By 1969 John Lawlor had become a close friend of Walter Hooper — so close that he gave Hooper strong personal advice about his sexual decisions. On 11 May he wrote “Walter, resist absolutely any notion of your drifting (or being psycho-pressured — a nice touch!) into marriage. The physical indication is the most reliable one we have. It is certainly not everything: but its entire absence is the clearest indication you could have. Don’t, don’t be worn down: don’t accept the notion of gallant self-sacrifice and don’t, don’t give one inch or you’ll find it a Gadarine slide. You are a physically and mentally exhausted man — don’t do anything except refuse to be badged.” (This was when Hooper decided not to go through with his marriage to Priscilla Tolkien.)
In May 1969 Hooper wrote his preface to Narrative Poems and thanked Lawlor there.
On 11 June 1970 Lawlor signed Kathryn Lindskoog’s copy of Patterns of Love and Courtesy: “Inscribed for Kathryn Lindskoog a devoted student and beautiful lady — John Lawlor.” This was after his talk at Mythcon in Claremont, CA. (During the question period he had been surprised and pleased by Lindskoog’s question “Why is Till We Have Faces the best of
Lewis’s fiction?” and gave a good how-did-you-know answer. On 25 November 1970 Lawlor reported to Hooper “more con than myth, but very enjoyable.”
Sometime before 7 November 1971 Lawlor was influenced by Hooper’s false allegations about Clyde Kilby. On that day he wrote rather enigmatcally to Hooper “Hope Killer Kilby’s party went like seven houses on fire. You, of course, had the fuse water. Smart, my boy.” In another letter to Hooper he referred to “The Wheaton College Conspiracy”

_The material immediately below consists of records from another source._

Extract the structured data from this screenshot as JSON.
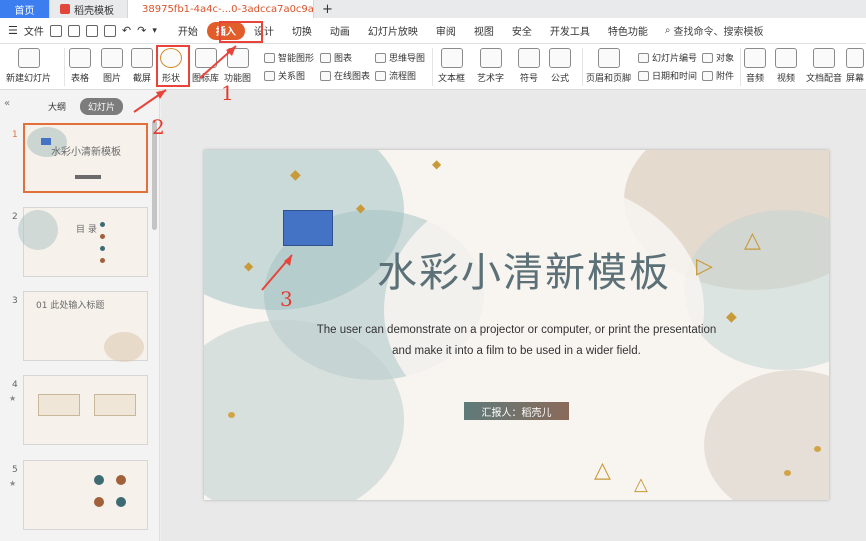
{
  "tabs": [
    {
      "label": "首页"
    },
    {
      "label": "稻壳模板"
    },
    {
      "label": "38975fb1-4a4c-...0-3adcca7a0c9a"
    },
    {
      "label": "+"
    }
  ],
  "menubar": {
    "file_label": "文件",
    "items": [
      "开始",
      "插入",
      "设计",
      "切换",
      "动画",
      "幻灯片放映",
      "审阅",
      "视图",
      "安全",
      "开发工具",
      "特色功能"
    ],
    "search_placeholder": "查找命令、搜索模板"
  },
  "ribbon": {
    "new_slide": "新建幻灯片",
    "table": "表格",
    "picture": "图片",
    "screenshot": "截屏",
    "shape": "形状",
    "icon_lib": "图标库",
    "func_chart": "功能图",
    "smart_art": "智能图形",
    "chart": "图表",
    "relation": "关系图",
    "online_chart": "在线图表",
    "mindmap": "思维导图",
    "flowchart": "流程图",
    "textbox": "文本框",
    "wordart": "艺术字",
    "symbol": "符号",
    "formula": "公式",
    "header_footer": "页眉和页脚",
    "slide_number": "幻灯片编号",
    "datetime": "日期和时间",
    "object": "对象",
    "attachment": "附件",
    "audio": "音频",
    "video": "视频",
    "narration": "文档配音",
    "screen": "屏幕"
  },
  "leftpane": {
    "tab_outline": "大纲",
    "tab_slides": "幻灯片",
    "thumbnails": [
      {
        "num": "1",
        "text": "水彩小清新模板"
      },
      {
        "num": "2",
        "text": "目 录"
      },
      {
        "num": "3",
        "text": "01 此处输入标题"
      },
      {
        "num": "4",
        "text": ""
      },
      {
        "num": "5",
        "text": ""
      }
    ]
  },
  "slide": {
    "title": "水彩小清新模板",
    "subtitle_line1": "The user can demonstrate on a projector or computer, or print the presentation",
    "subtitle_line2": "and make it into a film to be used in a wider field.",
    "reporter": "汇报人：稻壳儿"
  },
  "annotations": {
    "step1": "1",
    "step2": "2",
    "step3": "3"
  },
  "colors": {
    "accent_insert": "#e15e2a",
    "home_tab": "#3c7ef0",
    "annotation_red": "#e8443a",
    "shape_fill": "#4472c4"
  }
}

Eight years later Hooper notified friends that Lindskoog was a protege of Clyde Kilby and part of the Wheaton College Conspiracy. Lawlor probably believed him.